2 Responses to “Singh’s chiropractic article”

  1. Joel Saeks says:

    Just a quick comment on the dangers of chiropractic . The incidence of VBAI is 1 in 3 million you have as much chance of a problem having your hair washed at a Salon or having sex. If it was such a problem then why are there no cases of an incidence in Chiropractic schools? In Chiropractic schools, students practice on each other. Everyday add all of the students getting their necks adjusted by untrained students without any problems other than some soreness. Don’t people who have surgery have post op soreness? I saw no mention of the number of deaths due to prescription drugs or people undergoing surgery . Or how about the percentage of patents receiving back surgery who have a lifetime of back pain the procedure around 40%.
    there are many things done in Medicine that has no randomized controlled blind studies and many Meds. have no known mechanism of action yet it is used with a host of side effects more dangerous than chiropractic. The variables in the human population is vast and it is possible that there is no real way to do a randomized controlled blind study. Show me some randomized controlled studies on back surgery. Lets face it studies can be skewed by the people who do them. And before I am attacked over statistics I took a class and in it statistically speaking there is no supposed connection to any problems with second hand smoke. Look into the increased incidence in earaches in homes of smokers. Millions of people get relief from chiropractic. I will say there are some unscrupulous chiropractors out there but there are also many great ones who help their patients with no drugs, little side effects, and for a lot cheaper. It is time for all this attacking of a great profession that has been shown Scientifically to be more effective than surgery for certain types of back problems. And if you want to bring up dangers of something need I remind you of Heath Ledger who died to to prescription meds. Hew was famous so we heard about it. How many people do you think die due to these meds. let alone something considered harmless like aspirin

  2. Bobbob says:

    Could you reference the studies or statistics that back up the facts you have stated.

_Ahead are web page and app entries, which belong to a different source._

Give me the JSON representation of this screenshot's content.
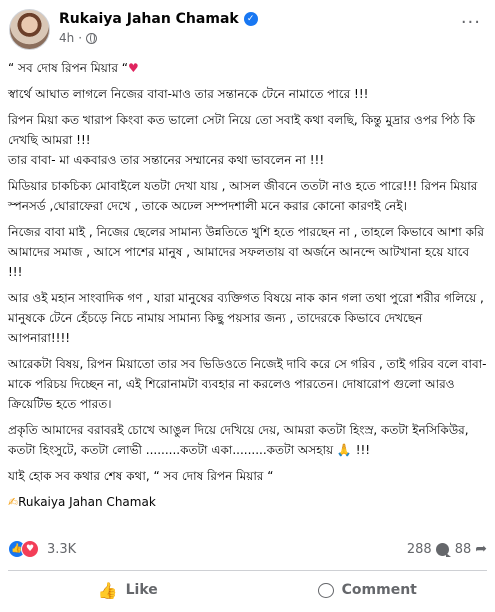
{
  "author": {
    "name": "Rukaiya Jahan Chamak",
    "time": "4h",
    "verified_icon": "verified-check-icon",
    "privacy_icon": "globe-icon"
  },
  "menu": {
    "icon": "more-options-icon",
    "label": "···"
  },
  "post": {
    "line1_text": "“ সব দোষ রিপন মিয়ার “",
    "line1_emoji": "♥",
    "p1": "স্বার্থে আঘাত লাগলে নিজের বাবা-মাও তার সন্তানকে টেনে নামাতে পারে !!!",
    "p2": "রিপন মিয়া কত খারাপ কিংবা কত ভালো সেটা নিয়ে তো সবাই কথা বলছি, কিন্তু মুদ্রার ওপর পিঠ কি দেখছি আমরা !!!",
    "p3": "তার বাবা- মা একবারও তার সন্তানের সম্মানের কথা ভাবলেন না !!!",
    "p4": "মিডিয়ার চাকচিক্য মোবাইলে যতটা দেখা যায় , আসল জীবনে ততটা নাও হতে পারে!!! রিপন মিয়ার স্পনসর্ড ,ঘোরাফেরা  দেখে , তাকে অঢেল সম্পদশালী মনে করার কোনো কারণই নেই।",
    "p5": "নিজের বাবা মাই , নিজের ছেলের সামান্য উন্নতিতে খুশি হতে পারছেন না , তাহলে কিভাবে আশা করি আমাদের সমাজ , আসে পাশের মানুষ , আমাদের সফলতায় বা অর্জনে আনন্দে আটখানা হয়ে যাবে !!!",
    "p6": "আর ওই মহান সাংবাদিক গণ , যারা মানুষের ব্যক্তিগত বিষয়ে নাক কান গলা তথা পুরো শরীর গলিয়ে , মানুষকে টেনে হেঁচড়ে নিচে নামায় সামান্য কিছু পয়সার জন্য , তাদেরকে কিভাবে দেখছেন আপনারা!!!!",
    "p7": "আরেকটা বিষয়, রিপন মিয়াতো তার সব ভিডিওতে নিজেই দাবি করে সে গরিব , তাই গরিব বলে বাবা- মাকে পরিচয় দিচ্ছেন না, এই শিরোনামটা ব্যবহার না করলেও পারতেন। দোষারোপ গুলো আরও ক্রিয়েটিভ হতে পারত।",
    "p8_text": "প্রকৃতি আমাদের বরাবরই চোখে আঙুল দিয়ে দেখিয়ে দেয়, আমরা কতটা হিংস্র, কতটা ইনসিকিউর, কতটা হিংসুটে, কতটা লোভী .........কতটা একা.........কতটা অসহায়",
    "p8_emoji": "🙏",
    "p8_end": "!!!",
    "p9": "যাই হোক সব কথার শেষ কথা, “ সব দোষ রিপন মিয়ার “",
    "signature_emoji": "✍",
    "signature": "Rukaiya Jahan Chamak"
  },
  "stats": {
    "reaction_count": "3.3K",
    "reaction_icons": [
      "like-reaction-icon",
      "love-reaction-icon"
    ],
    "comments": "288",
    "shares": "88"
  },
  "actions": {
    "like": "Like",
    "comment": "Comment"
  },
  "colors": {
    "accent": "#1877f2",
    "love": "#f33e58",
    "muted": "#65676b",
    "text": "#050505"
  }
}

    I disagree that properly conducted and documented scientific studies can be skewed by those conducting them. One of the main requirements is that an independent third party can recreate the study and should get a similar result.